Prime Minister Recep Tayyip Erdogan urged Israel to stop violating Lebanon's airspace and territorial waters. He also called on the UN Security Council to put same pressure on Israel regarding nuclear arms as it does on Iran.
"We can never remain silent in the face of Israel's attitude. ... It has disproportionate power and it is using that at will while refusing to abide by UN resolutions. We can never accept this picture," Erdogan said. "These steps threaten global peace."
He spoke a joint news conference with Lebanese Prime Minister Saad Hariri. Hariri described Israel as an enemy that threatens Lebanon's security.
"Today, Israel continues its violation of our airspace and waters," Hariri said.
'Region cannot accept new Iraq syndrome'
Erdogan promised to support Lebanon's case against Israel at the United Nations. Turkey is a temporary member of the Security Council.
Discussing the possibility of war to make Iran drop its nuclear program, Erdogan said, "The region cannot accept a new Iraq syndrome." Turkey has long defended Iran's right to develop nuclear energy for peaceful use.
"Those who are warning Iran over nuclear weapons are not making the same warnings to Israel," Erdogan said. "Five permanent members of the Security Council must be just. Israel has not denied the existence of its nuclear arsenal; on the contrary it has admitted it."
Erdogan also criticized Israel for an airstrike in Gaza on Sunday.
"What is your excuse this time?" he asked.
On Sunday, three members of the terrorist group Islamic Jihad were killed in an Israeli strike.
Cross-border exchanges have escalated in recent days. The Israeli military said there have been 15 rocket attacks from Gaza this month, compared to eight in December. No Israeli casualties have been reported.
Erdogan accused Israel of using of white phosphorus shells in its offensive in Gaza last year. "No one can claim that phosphorus shells are not weapons of mass destruction," he said.

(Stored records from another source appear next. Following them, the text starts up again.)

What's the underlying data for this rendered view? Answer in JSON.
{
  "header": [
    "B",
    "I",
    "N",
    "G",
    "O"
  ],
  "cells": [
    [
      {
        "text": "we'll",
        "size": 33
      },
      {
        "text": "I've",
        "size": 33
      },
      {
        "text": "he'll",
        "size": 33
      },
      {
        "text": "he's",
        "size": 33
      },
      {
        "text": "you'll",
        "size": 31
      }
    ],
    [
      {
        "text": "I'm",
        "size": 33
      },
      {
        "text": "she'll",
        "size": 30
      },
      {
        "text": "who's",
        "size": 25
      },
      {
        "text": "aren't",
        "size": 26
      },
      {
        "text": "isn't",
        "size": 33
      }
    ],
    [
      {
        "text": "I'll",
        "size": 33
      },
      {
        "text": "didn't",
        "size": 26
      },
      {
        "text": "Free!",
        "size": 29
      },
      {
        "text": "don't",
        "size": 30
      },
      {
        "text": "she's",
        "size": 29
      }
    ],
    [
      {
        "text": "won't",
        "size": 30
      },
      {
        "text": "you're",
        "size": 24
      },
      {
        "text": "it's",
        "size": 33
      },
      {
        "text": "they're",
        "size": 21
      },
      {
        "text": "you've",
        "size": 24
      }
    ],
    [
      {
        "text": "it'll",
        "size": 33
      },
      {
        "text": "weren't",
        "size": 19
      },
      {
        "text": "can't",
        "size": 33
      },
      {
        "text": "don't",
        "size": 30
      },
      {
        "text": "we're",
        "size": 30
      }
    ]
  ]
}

Turkey's ties with Israel have been strained by Erdogan's frequent criticism of the Jewish state's use of force against Palestinians, as well as during the 2006 war against Hezbollah forces in Lebanon.